Exercise details.
Please show every line from the entries that carries the word "arrow".

(Excerpts from an interface dataset)

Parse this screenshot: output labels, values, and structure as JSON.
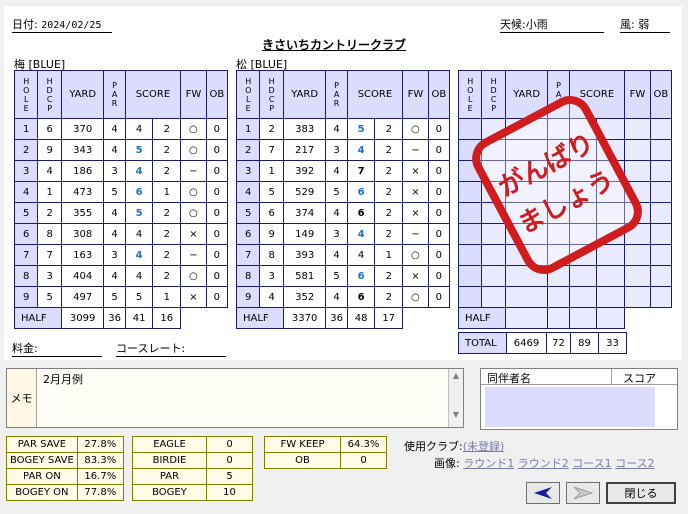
{
  "header": {
    "date_label": "日付:",
    "date": "2024/02/25",
    "weather_label": "天候:",
    "weather": "小雨",
    "wind_label": "風:",
    "wind": "弱",
    "club_name": "きさいちカントリークラブ"
  },
  "columns": {
    "hole": "HOLE",
    "hdcp": "HDCP",
    "yard": "YARD",
    "par": "PAR",
    "score": "SCORE",
    "fw": "FW",
    "ob": "OB"
  },
  "courses": [
    {
      "name": "梅 [BLUE]",
      "half_label": "HALF",
      "half_yard": "3099",
      "half_par": "36",
      "half_score": "41",
      "half_putt": "16",
      "rows": [
        {
          "hole": "1",
          "hdcp": "6",
          "yard": "370",
          "par": "4",
          "score": "4",
          "putt": "2",
          "fw": "○",
          "ob": "0",
          "style": ""
        },
        {
          "hole": "2",
          "hdcp": "9",
          "yard": "343",
          "par": "4",
          "score": "5",
          "putt": "2",
          "fw": "○",
          "ob": "0",
          "style": "blue"
        },
        {
          "hole": "3",
          "hdcp": "4",
          "yard": "186",
          "par": "3",
          "score": "4",
          "putt": "2",
          "fw": "−",
          "ob": "0",
          "style": "blue"
        },
        {
          "hole": "4",
          "hdcp": "1",
          "yard": "473",
          "par": "5",
          "score": "6",
          "putt": "1",
          "fw": "○",
          "ob": "0",
          "style": "blue"
        },
        {
          "hole": "5",
          "hdcp": "2",
          "yard": "355",
          "par": "4",
          "score": "5",
          "putt": "2",
          "fw": "○",
          "ob": "0",
          "style": "blue"
        },
        {
          "hole": "6",
          "hdcp": "8",
          "yard": "308",
          "par": "4",
          "score": "4",
          "putt": "2",
          "fw": "×",
          "ob": "0",
          "style": ""
        },
        {
          "hole": "7",
          "hdcp": "7",
          "yard": "163",
          "par": "3",
          "score": "4",
          "putt": "2",
          "fw": "−",
          "ob": "0",
          "style": "blue"
        },
        {
          "hole": "8",
          "hdcp": "3",
          "yard": "404",
          "par": "4",
          "score": "4",
          "putt": "2",
          "fw": "○",
          "ob": "0",
          "style": ""
        },
        {
          "hole": "9",
          "hdcp": "5",
          "yard": "497",
          "par": "5",
          "score": "5",
          "putt": "1",
          "fw": "×",
          "ob": "0",
          "style": ""
        }
      ]
    },
    {
      "name": "松 [BLUE]",
      "half_label": "HALF",
      "half_yard": "3370",
      "half_par": "36",
      "half_score": "48",
      "half_putt": "17",
      "rows": [
        {
          "hole": "1",
          "hdcp": "2",
          "yard": "383",
          "par": "4",
          "score": "5",
          "putt": "2",
          "fw": "○",
          "ob": "0",
          "style": "blue"
        },
        {
          "hole": "2",
          "hdcp": "7",
          "yard": "217",
          "par": "3",
          "score": "4",
          "putt": "2",
          "fw": "−",
          "ob": "0",
          "style": "blue"
        },
        {
          "hole": "3",
          "hdcp": "1",
          "yard": "392",
          "par": "4",
          "score": "7",
          "putt": "2",
          "fw": "×",
          "ob": "0",
          "style": "bold"
        },
        {
          "hole": "4",
          "hdcp": "5",
          "yard": "529",
          "par": "5",
          "score": "6",
          "putt": "2",
          "fw": "×",
          "ob": "0",
          "style": "blue"
        },
        {
          "hole": "5",
          "hdcp": "6",
          "yard": "374",
          "par": "4",
          "score": "6",
          "putt": "2",
          "fw": "×",
          "ob": "0",
          "style": "bold"
        },
        {
          "hole": "6",
          "hdcp": "9",
          "yard": "149",
          "par": "3",
          "score": "4",
          "putt": "2",
          "fw": "−",
          "ob": "0",
          "style": "blue"
        },
        {
          "hole": "7",
          "hdcp": "8",
          "yard": "393",
          "par": "4",
          "score": "4",
          "putt": "1",
          "fw": "○",
          "ob": "0",
          "style": ""
        },
        {
          "hole": "8",
          "hdcp": "3",
          "yard": "581",
          "par": "5",
          "score": "6",
          "putt": "2",
          "fw": "×",
          "ob": "0",
          "style": "blue"
        },
        {
          "hole": "9",
          "hdcp": "4",
          "yard": "352",
          "par": "4",
          "score": "6",
          "putt": "2",
          "fw": "○",
          "ob": "0",
          "style": "bold"
        }
      ]
    }
  ],
  "third": {
    "half_label": "HALF",
    "total_label": "TOTAL",
    "total_yard": "6469",
    "total_par": "72",
    "total_score": "89",
    "total_putt": "33"
  },
  "stamp": {
    "line1": "がんばり",
    "line2": "ましょう"
  },
  "fee": {
    "label": "料金:",
    "rate_label": "コースレート:"
  },
  "memo": {
    "label": "メモ",
    "text": "2月月例"
  },
  "companions": {
    "col_name": "同伴者名",
    "col_score": "スコア"
  },
  "stats": {
    "left": [
      [
        "PAR SAVE",
        "27.8%"
      ],
      [
        "BOGEY SAVE",
        "83.3%"
      ],
      [
        "PAR ON",
        "16.7%"
      ],
      [
        "BOGEY ON",
        "77.8%"
      ]
    ],
    "middle": [
      [
        "EAGLE",
        "0"
      ],
      [
        "BIRDIE",
        "0"
      ],
      [
        "PAR",
        "5"
      ],
      [
        "BOGEY",
        "10"
      ]
    ],
    "right": [
      [
        "FW KEEP",
        "64.3%"
      ],
      [
        "OB",
        "0"
      ]
    ]
  },
  "club_use": {
    "label": "使用クラブ:",
    "value": "(未登録)"
  },
  "images": {
    "label": "画像:",
    "round1": "ラウンド1",
    "round2": "ラウンド2",
    "course1": "コース1",
    "course2": "コース2"
  },
  "buttons": {
    "close": "閉じる"
  },
  "colors": {
    "stamp": "#d01c1c",
    "score_blue": "#1f6fd0",
    "grid": "#1a1a6e",
    "header_bg": "#dcdcff"
  },
  "icons": {
    "prev": "arrow-left-icon",
    "next": "arrow-right-icon"
  }
}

Written reply.
    "prev": "arrow-left-icon",
    "next": "arrow-right-icon"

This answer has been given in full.